A serial switch can be connected between terminals (2) and (5) with the power flow from (5) to (2). This serial switch can be programmed to have the switching characteristics of the T1 (402) switch and the number of switching can be shared among the switches and it may be possible to reduce the thermal load on switch T1 (402).

High frequency signals at the output of the regulation section can be filtered with a filter comprising an inductor between terminals (3) and (6), an inductor between terminals (5) and (7), capacitors with one end each at terminals (6), (4) and (7) and the other ends in star point. Thus, the load of the output filter consisting of Lf1 (417), Lf2 (418), Lf3 (419) inductors and Cf1 (422), Cf2 (421), Cf3 (420) capacitors can be reduced and the size of this filter can be reduced.

The three-phase, three-level, transformerless, step-down inverter converts the DC input voltage taken from the solar panel or DC power source or battery to three-phase AC voltages, allowing it to be used for feeding electronic equipment or for transferring energy to the grid.

Three-phase AC voltages obtained from the network or from the alternator or turbine can be used to charge batteries or feed DC electronic loads.

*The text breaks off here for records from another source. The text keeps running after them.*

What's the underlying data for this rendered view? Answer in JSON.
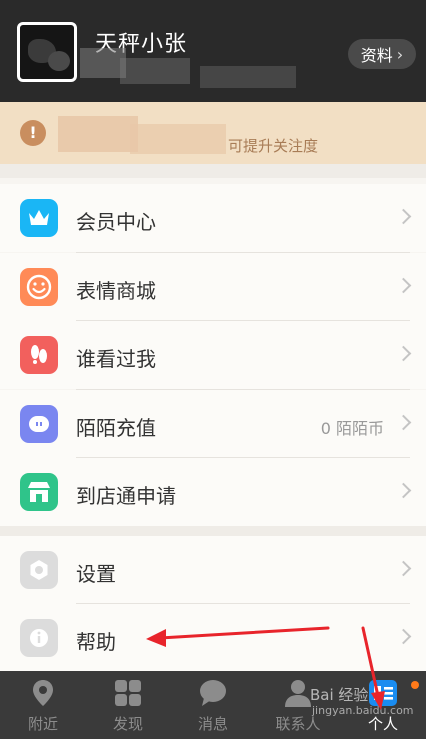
{
  "header": {
    "username": "天秤小张",
    "profile_button_label": "资料"
  },
  "notice": {
    "text": "可提升关注度"
  },
  "menu": {
    "group1": [
      {
        "label": "会员中心",
        "value": "",
        "icon": "crown-icon",
        "color": "#1ab6f5"
      },
      {
        "label": "表情商城",
        "value": "",
        "icon": "smiley-icon",
        "color": "#ff8a57"
      },
      {
        "label": "谁看过我",
        "value": "",
        "icon": "footprints-icon",
        "color": "#f2605d"
      },
      {
        "label": "陌陌充值",
        "value": "0 陌陌币",
        "icon": "coin-icon",
        "color": "#7a86f0"
      },
      {
        "label": "到店通申请",
        "value": "",
        "icon": "store-icon",
        "color": "#2fc48a"
      }
    ],
    "group2": [
      {
        "label": "设置",
        "value": "",
        "icon": "gear-icon",
        "color": "#dcdcdc"
      },
      {
        "label": "帮助",
        "value": "",
        "icon": "info-icon",
        "color": "#dcdcdc"
      }
    ]
  },
  "tabbar": {
    "tabs": [
      {
        "label": "附近",
        "icon": "location-pin-icon"
      },
      {
        "label": "发现",
        "icon": "grid-icon"
      },
      {
        "label": "消息",
        "icon": "chat-bubble-icon"
      },
      {
        "label": "联系人",
        "icon": "contact-icon"
      },
      {
        "label": "个人",
        "icon": "profile-card-icon"
      }
    ],
    "active_tab": "个人"
  },
  "watermark": {
    "brand": "Bai 经验",
    "url": "jingyan.baidu.com"
  },
  "colors": {
    "header_bg": "#2a2a2a",
    "notice_bg": "#f2dfc4",
    "tabbar_bg": "#3a3a3a",
    "accent_orange": "#ff7a1a",
    "annotation_red": "#e8242b"
  }
}
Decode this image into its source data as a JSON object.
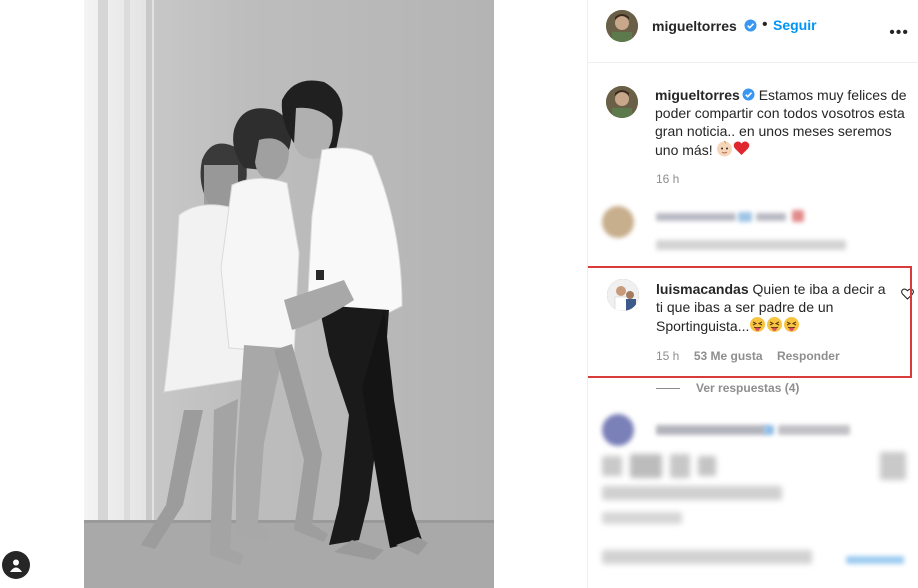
{
  "post": {
    "author": "migueltorres",
    "follow_label": "Seguir",
    "more_label": "•••",
    "caption_text": "Estamos muy felices de poder compartir con todos vosotros esta gran noticia.. en unos meses seremos uno más!",
    "caption_time": "16 h"
  },
  "highlighted_comment": {
    "username": "luismacandas",
    "text": "Quien te iba a decir a ti que ibas a ser padre de un Sportinguista...",
    "time": "15 h",
    "likes": "53 Me gusta",
    "reply_label": "Responder",
    "view_replies": "Ver respuestas (4)"
  },
  "colors": {
    "accent": "#0095f6",
    "highlight_border": "#d93a3a",
    "muted_text": "#8e8e8e"
  },
  "icons": [
    "verified-badge-icon",
    "more-options-icon",
    "heart-icon",
    "baby-emoji-icon",
    "red-heart-emoji-icon",
    "tongue-wink-emoji-icon",
    "profile-icon"
  ]
}
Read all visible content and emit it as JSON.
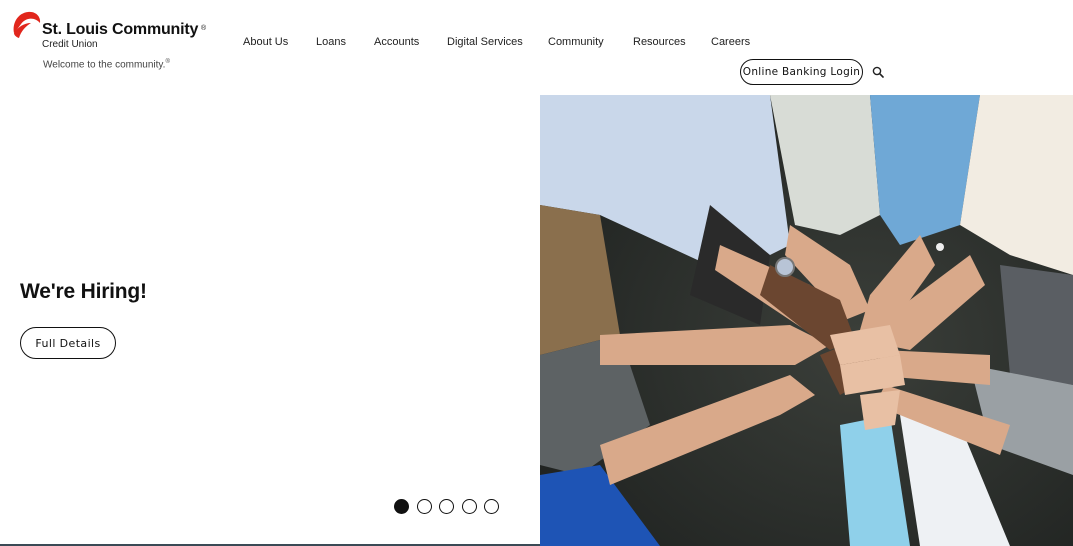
{
  "brand": {
    "name": "St. Louis Community",
    "registered_mark": "®",
    "subname": "Credit Union",
    "tagline": "Welcome to the community.",
    "tagline_mark": "®",
    "color": "#e1261c"
  },
  "nav": {
    "items": [
      {
        "label": "About Us"
      },
      {
        "label": "Loans"
      },
      {
        "label": "Accounts"
      },
      {
        "label": "Digital Services"
      },
      {
        "label": "Community"
      },
      {
        "label": "Resources"
      },
      {
        "label": "Careers"
      }
    ],
    "login_label": "Online Banking Login",
    "search_icon": "search-icon"
  },
  "hero": {
    "title": "We're Hiring!",
    "button_label": "Full Details",
    "slides_total": 5,
    "active_slide": 1,
    "image_subject": "hands stacked together"
  }
}
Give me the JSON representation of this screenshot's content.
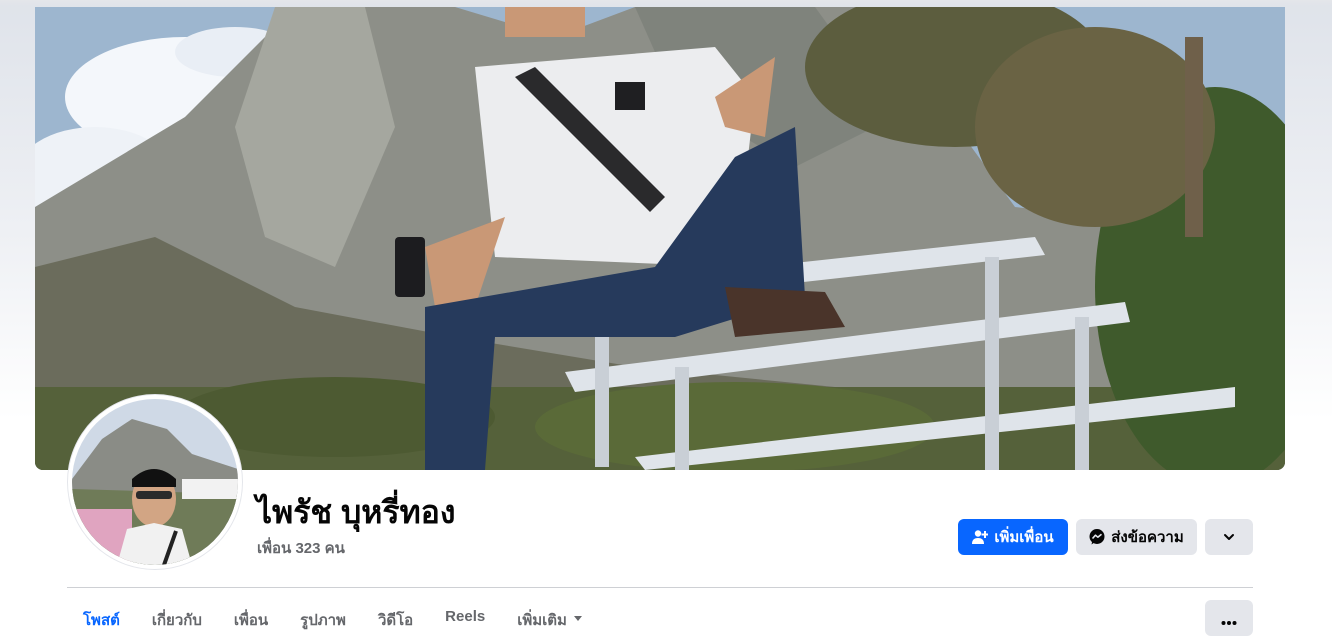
{
  "profile": {
    "name": "ไพรัช บุหรี่ทอง",
    "friends_text": "เพื่อน 323 คน"
  },
  "actions": {
    "add_friend": "เพิ่มเพื่อน",
    "message": "ส่งข้อความ"
  },
  "tabs": [
    {
      "label": "โพสต์",
      "active": true
    },
    {
      "label": "เกี่ยวกับ",
      "active": false
    },
    {
      "label": "เพื่อน",
      "active": false
    },
    {
      "label": "รูปภาพ",
      "active": false
    },
    {
      "label": "วิดีโอ",
      "active": false
    },
    {
      "label": "Reels",
      "active": false
    },
    {
      "label": "เพิ่มเติม",
      "active": false
    }
  ],
  "icons": {
    "add_friend": "add-person-icon",
    "message": "messenger-icon",
    "dropdown": "chevron-down-icon",
    "more": "more-dots-icon"
  },
  "colors": {
    "accent": "#0866ff",
    "secondary_button": "#e4e6eb",
    "text_primary": "#050505",
    "text_secondary": "#65676b"
  }
}
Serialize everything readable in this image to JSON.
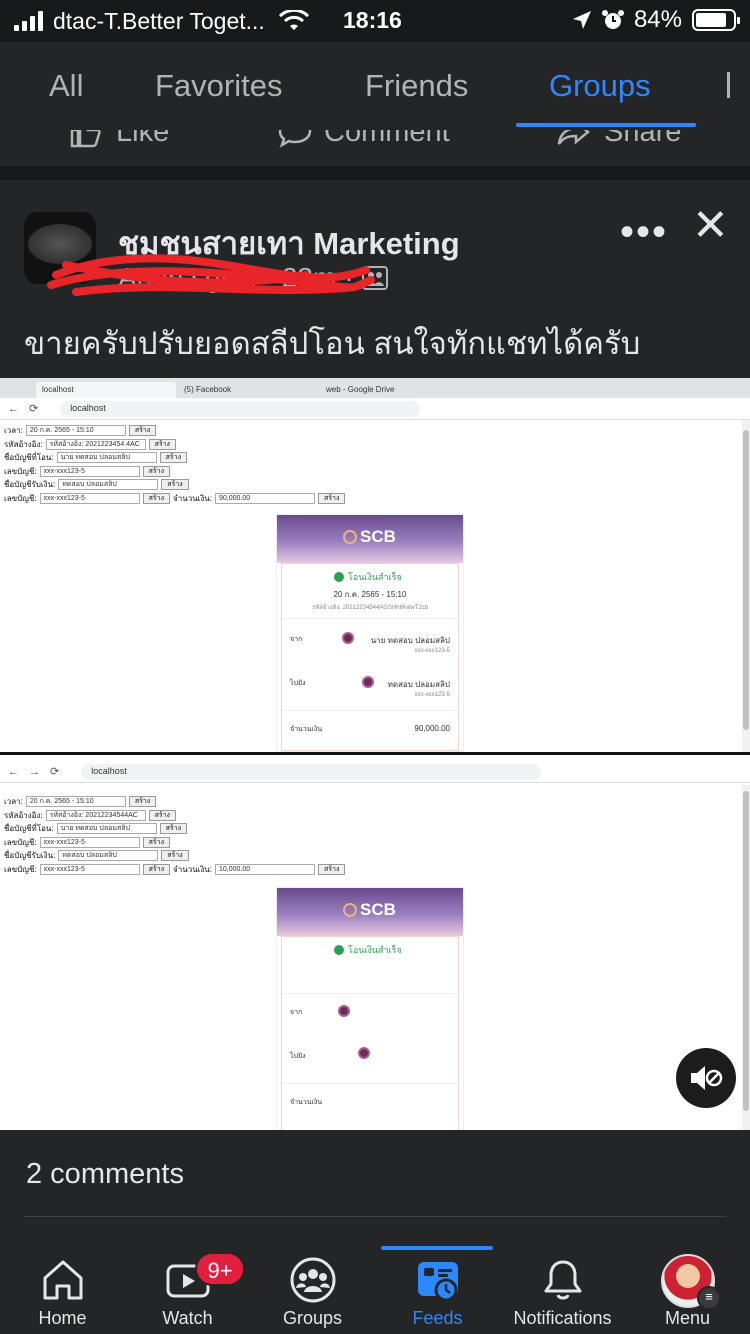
{
  "status_bar": {
    "carrier": "dtac-T.Better Toget...",
    "time": "18:16",
    "battery": "84%",
    "battery_level": 0.84
  },
  "feed_tabs": [
    {
      "label": "All"
    },
    {
      "label": "Favorites"
    },
    {
      "label": "Friends"
    },
    {
      "label": "Groups",
      "active": true
    }
  ],
  "previous_post": {
    "like": "Like",
    "comment": "Comment",
    "share": "Share"
  },
  "post": {
    "group_name": "ชุมชนสายเทา Marketing",
    "author": "Anon sgsiri",
    "time_ago": "23m",
    "separator": "·",
    "text": "ขายครับปรับยอดสลีปโอน สนใจทักแชทได้ครับ"
  },
  "screenshot": {
    "browser1": {
      "tabs": [
        "localhost",
        "(5) Facebook",
        "web - Google Drive"
      ],
      "url": "localhost",
      "form_rows": [
        {
          "label": "เวลา:",
          "value": "20 ก.ค. 2565 - 15:10",
          "button": "สร้าง"
        },
        {
          "label": "รหัสอ้างอิง:",
          "value": "รหัสอ้างอิง: 2021223454 4AC",
          "button": "สร้าง"
        },
        {
          "label": "ชื่อบัญชีที่โอน:",
          "value": "นาย ทดสอบ ปลอมสลิป",
          "button": "สร้าง"
        },
        {
          "label": "เลขบัญชี:",
          "value": "xxx-xxx123-5",
          "button": "สร้าง"
        },
        {
          "label": "ชื่อบัญชีรับเงิน:",
          "value": "ทดสอบ ปลอมสลิป",
          "button": "สร้าง"
        },
        {
          "label": "เลขบัญชี:",
          "value": "xxx-xxx123-5",
          "button": "สร้าง",
          "extra_label": "จำนวนเงิน:",
          "extra_value": "90,000.00",
          "extra_button": "สร้าง"
        }
      ],
      "slip": {
        "bank": "SCB",
        "status": "โอนเงินสำเร็จ",
        "datetime": "20 ก.ค. 2565 - 15:10",
        "ref": "รหัสอ้างอิง: 20212234544AGSHn6KewT2cb",
        "from_label": "จาก",
        "from_name": "นาย ทดสอบ ปลอมสลิป",
        "from_acct": "xxx-xxx123-5",
        "to_label": "ไปยัง",
        "to_name": "ทดสอบ ปลอมสลิป",
        "to_acct": "xxx-xxx123-5",
        "amount_label": "จำนวนเงิน",
        "amount": "90,000.00"
      }
    },
    "browser2": {
      "url": "localhost",
      "form_rows": [
        {
          "label": "เวลา:",
          "value": "20 ก.ค. 2565 - 15:10",
          "button": "สร้าง"
        },
        {
          "label": "รหัสอ้างอิง:",
          "value": "รหัสอ้างอิง: 20212234544AC",
          "button": "สร้าง"
        },
        {
          "label": "ชื่อบัญชีที่โอน:",
          "value": "นาย ทดสอบ ปลอมสลิป",
          "button": "สร้าง"
        },
        {
          "label": "เลขบัญชี:",
          "value": "xxx-xxx123-5",
          "button": "สร้าง"
        },
        {
          "label": "ชื่อบัญชีรับเงิน:",
          "value": "ทดสอบ ปลอมสลิป",
          "button": "สร้าง"
        },
        {
          "label": "เลขบัญชี:",
          "value": "xxx-xxx123-5",
          "button": "สร้าง",
          "extra_label": "จำนวนเงิน:",
          "extra_value": "10,000.00",
          "extra_button": "สร้าง"
        }
      ],
      "slip": {
        "bank": "SCB",
        "status": "โอนเงินสำเร็จ",
        "from_label": "จาก",
        "to_label": "ไปยัง",
        "amount_label": "จำนวนเงิน"
      }
    }
  },
  "comments_count": "2 comments",
  "bottom_nav": [
    {
      "label": "Home",
      "icon": "home-icon"
    },
    {
      "label": "Watch",
      "icon": "watch-icon",
      "badge": "9+"
    },
    {
      "label": "Groups",
      "icon": "groups-icon"
    },
    {
      "label": "Feeds",
      "icon": "feeds-icon",
      "active": true
    },
    {
      "label": "Notifications",
      "icon": "bell-icon"
    },
    {
      "label": "Menu",
      "icon": "profile-avatar"
    }
  ],
  "colors": {
    "accent": "#2d88ff",
    "badge": "#e41e3f",
    "background": "#18191a",
    "surface": "#242526"
  }
}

Three-phase, three-level, transformerless, step-down inverter can be used in battery charging units of electric vehicles, in converting non-regulated AC voltages obtained from wind turbines to regulated DC output voltage due to its two-way operation.